-- The input follows --

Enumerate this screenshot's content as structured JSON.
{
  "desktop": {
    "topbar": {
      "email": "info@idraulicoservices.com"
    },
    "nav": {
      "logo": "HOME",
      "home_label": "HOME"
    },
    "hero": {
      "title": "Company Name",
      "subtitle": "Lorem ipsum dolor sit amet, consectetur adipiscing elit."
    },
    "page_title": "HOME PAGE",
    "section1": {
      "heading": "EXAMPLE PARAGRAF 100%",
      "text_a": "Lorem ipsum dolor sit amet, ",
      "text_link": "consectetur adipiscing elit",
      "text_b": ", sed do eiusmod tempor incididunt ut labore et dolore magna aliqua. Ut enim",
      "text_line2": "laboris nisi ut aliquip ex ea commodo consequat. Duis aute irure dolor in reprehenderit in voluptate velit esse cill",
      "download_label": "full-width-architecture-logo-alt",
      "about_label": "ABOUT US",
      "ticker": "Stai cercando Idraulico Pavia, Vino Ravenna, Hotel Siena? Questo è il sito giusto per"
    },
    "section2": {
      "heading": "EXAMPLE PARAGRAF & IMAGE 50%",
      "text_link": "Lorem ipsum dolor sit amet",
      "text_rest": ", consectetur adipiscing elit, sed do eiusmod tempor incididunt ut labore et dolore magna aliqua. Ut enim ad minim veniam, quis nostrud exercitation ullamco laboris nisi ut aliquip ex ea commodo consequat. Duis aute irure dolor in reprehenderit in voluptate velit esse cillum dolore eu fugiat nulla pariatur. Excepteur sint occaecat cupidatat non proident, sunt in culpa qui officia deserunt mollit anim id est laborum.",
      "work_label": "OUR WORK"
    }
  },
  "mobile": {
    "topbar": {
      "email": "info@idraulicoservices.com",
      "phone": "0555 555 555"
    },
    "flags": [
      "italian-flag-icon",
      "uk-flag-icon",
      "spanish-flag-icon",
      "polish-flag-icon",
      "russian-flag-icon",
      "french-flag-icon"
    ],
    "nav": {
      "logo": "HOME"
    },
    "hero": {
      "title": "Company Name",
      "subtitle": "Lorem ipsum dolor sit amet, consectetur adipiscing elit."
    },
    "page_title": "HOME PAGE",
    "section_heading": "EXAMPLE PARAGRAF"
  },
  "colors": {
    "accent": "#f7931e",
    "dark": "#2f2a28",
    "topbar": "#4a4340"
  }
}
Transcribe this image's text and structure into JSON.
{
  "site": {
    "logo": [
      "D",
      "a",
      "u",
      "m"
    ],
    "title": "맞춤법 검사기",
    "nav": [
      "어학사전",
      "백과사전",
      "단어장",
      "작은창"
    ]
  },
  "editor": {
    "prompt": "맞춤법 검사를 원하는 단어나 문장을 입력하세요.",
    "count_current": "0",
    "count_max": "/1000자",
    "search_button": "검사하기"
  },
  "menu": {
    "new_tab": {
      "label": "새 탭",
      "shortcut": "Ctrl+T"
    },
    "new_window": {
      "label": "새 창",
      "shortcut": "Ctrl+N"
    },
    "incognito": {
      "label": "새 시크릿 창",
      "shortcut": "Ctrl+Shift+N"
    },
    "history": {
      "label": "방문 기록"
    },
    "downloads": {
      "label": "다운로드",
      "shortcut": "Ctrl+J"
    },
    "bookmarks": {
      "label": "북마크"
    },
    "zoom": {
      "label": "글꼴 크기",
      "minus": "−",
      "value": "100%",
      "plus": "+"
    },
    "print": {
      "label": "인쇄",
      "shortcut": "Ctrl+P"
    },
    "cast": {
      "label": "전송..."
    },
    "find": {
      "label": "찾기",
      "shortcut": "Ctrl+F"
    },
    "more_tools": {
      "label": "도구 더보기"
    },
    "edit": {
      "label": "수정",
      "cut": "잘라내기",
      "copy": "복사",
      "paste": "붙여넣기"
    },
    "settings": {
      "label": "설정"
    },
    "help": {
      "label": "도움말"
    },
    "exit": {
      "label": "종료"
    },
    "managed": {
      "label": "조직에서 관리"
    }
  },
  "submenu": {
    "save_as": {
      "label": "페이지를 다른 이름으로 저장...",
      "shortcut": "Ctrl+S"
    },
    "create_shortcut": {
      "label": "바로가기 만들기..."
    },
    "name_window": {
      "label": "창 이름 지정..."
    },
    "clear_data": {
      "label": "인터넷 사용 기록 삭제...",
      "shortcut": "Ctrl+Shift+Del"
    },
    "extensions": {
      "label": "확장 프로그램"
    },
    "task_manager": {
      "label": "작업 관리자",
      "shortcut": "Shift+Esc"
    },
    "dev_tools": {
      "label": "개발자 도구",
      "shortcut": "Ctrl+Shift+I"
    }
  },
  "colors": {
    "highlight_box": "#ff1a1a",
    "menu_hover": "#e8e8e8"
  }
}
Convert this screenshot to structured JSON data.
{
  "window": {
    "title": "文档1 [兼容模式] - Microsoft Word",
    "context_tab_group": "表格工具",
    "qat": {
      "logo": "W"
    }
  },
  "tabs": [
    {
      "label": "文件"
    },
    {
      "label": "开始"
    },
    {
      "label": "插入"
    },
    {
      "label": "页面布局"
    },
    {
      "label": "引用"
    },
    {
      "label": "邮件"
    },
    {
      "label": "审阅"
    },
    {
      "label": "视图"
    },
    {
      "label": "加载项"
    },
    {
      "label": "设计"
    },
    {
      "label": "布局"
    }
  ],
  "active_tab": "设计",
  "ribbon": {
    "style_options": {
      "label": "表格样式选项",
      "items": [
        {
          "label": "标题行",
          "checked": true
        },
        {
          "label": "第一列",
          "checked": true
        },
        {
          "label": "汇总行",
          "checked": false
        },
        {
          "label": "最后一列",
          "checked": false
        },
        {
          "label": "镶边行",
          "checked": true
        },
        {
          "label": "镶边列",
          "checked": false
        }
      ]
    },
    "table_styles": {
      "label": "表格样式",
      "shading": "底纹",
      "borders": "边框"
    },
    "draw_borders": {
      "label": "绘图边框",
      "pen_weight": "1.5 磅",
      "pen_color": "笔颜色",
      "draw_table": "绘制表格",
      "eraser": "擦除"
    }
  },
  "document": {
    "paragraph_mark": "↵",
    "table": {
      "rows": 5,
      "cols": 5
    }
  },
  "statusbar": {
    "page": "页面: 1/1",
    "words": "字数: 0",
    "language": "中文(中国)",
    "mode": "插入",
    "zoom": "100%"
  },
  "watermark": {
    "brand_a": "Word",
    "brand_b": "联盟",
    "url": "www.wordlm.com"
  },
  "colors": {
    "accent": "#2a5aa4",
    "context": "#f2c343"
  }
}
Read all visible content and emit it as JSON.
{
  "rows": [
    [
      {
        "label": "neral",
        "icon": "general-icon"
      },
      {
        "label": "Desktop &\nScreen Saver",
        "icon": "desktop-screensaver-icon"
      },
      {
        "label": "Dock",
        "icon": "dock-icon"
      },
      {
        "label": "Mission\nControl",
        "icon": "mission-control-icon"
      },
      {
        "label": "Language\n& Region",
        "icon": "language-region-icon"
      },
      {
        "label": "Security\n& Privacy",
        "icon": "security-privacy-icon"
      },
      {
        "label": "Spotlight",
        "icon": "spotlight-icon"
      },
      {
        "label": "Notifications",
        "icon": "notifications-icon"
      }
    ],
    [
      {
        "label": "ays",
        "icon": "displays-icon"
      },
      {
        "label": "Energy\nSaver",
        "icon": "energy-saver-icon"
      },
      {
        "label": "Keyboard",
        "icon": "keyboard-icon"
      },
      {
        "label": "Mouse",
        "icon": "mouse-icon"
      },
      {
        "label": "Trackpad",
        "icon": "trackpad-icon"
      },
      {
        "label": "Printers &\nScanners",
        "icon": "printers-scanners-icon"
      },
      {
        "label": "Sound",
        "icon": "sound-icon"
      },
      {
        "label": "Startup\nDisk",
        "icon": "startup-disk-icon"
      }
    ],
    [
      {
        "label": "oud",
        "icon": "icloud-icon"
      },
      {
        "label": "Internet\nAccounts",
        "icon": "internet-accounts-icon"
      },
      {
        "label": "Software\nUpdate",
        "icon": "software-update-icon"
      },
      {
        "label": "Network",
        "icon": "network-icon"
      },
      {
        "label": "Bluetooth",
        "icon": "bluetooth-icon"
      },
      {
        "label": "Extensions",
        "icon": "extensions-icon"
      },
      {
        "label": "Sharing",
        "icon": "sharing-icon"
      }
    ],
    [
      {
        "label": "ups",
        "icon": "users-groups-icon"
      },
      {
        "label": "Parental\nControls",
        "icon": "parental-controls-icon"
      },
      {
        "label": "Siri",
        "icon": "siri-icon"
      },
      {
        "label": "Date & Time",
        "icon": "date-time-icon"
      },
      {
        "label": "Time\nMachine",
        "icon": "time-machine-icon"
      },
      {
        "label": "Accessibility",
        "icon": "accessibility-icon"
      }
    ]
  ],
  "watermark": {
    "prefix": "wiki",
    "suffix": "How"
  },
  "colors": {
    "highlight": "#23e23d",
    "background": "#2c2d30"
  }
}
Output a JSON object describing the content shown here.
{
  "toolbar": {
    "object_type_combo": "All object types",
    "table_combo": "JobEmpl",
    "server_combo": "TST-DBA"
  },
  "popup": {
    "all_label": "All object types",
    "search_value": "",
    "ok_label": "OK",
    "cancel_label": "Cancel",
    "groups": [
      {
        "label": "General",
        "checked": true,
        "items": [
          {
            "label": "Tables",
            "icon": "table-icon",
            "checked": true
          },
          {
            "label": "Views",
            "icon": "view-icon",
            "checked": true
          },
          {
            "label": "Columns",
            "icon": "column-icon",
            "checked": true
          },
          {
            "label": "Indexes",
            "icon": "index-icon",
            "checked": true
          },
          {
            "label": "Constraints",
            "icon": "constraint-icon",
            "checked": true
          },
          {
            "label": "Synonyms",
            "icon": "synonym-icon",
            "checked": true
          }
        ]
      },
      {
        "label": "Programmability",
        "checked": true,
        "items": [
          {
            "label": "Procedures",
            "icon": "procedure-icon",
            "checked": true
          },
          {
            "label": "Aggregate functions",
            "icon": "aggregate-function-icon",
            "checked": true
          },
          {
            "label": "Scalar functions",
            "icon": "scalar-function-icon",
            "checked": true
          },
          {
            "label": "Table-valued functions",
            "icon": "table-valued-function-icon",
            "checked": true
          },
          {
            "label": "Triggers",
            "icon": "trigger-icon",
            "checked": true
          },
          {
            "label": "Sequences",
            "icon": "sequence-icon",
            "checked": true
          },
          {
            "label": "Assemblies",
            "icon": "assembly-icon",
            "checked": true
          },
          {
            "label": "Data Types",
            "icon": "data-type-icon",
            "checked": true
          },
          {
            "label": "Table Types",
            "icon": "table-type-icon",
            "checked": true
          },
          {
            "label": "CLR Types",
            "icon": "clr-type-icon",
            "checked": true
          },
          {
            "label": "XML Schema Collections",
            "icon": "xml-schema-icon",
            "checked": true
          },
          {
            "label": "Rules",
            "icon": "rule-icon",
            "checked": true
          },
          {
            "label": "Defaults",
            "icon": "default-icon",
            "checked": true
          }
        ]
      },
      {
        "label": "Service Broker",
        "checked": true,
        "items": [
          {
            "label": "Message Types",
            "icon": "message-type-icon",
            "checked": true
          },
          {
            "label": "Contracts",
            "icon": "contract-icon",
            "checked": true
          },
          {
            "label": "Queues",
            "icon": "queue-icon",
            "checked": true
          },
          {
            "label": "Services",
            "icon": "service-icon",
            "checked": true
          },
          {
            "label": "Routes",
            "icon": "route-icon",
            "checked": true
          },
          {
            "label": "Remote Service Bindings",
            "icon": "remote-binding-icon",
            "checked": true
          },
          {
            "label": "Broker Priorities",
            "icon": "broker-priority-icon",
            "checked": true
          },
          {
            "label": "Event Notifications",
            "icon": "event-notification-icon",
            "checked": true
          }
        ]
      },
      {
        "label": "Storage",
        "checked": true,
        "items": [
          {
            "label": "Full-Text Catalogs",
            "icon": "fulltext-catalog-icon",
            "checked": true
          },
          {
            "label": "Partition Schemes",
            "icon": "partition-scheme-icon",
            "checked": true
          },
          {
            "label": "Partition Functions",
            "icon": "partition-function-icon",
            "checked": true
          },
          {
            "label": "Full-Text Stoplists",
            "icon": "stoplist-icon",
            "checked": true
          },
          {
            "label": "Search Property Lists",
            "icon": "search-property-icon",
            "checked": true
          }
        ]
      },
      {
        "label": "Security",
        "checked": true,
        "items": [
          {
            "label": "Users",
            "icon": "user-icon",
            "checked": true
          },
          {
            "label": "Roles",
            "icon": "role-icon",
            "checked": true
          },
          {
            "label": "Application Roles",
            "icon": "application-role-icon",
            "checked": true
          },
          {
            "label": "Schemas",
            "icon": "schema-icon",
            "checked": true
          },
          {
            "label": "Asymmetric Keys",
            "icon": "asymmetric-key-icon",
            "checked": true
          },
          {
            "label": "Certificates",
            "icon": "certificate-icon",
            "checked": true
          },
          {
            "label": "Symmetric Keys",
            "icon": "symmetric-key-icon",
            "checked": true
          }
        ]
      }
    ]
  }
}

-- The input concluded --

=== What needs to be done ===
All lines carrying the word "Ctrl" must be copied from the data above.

=== Response to this exercise ===
      "shortcut": "Ctrl+T"
      "shortcut": "Ctrl+N"
      "shortcut": "Ctrl+Shift+N"
      "shortcut": "Ctrl+J"
      "shortcut": "Ctrl+P"
      "shortcut": "Ctrl+F"
      "shortcut": "Ctrl+S"
      "shortcut": "Ctrl+Shift+Del"
      "shortcut": "Ctrl+Shift+I"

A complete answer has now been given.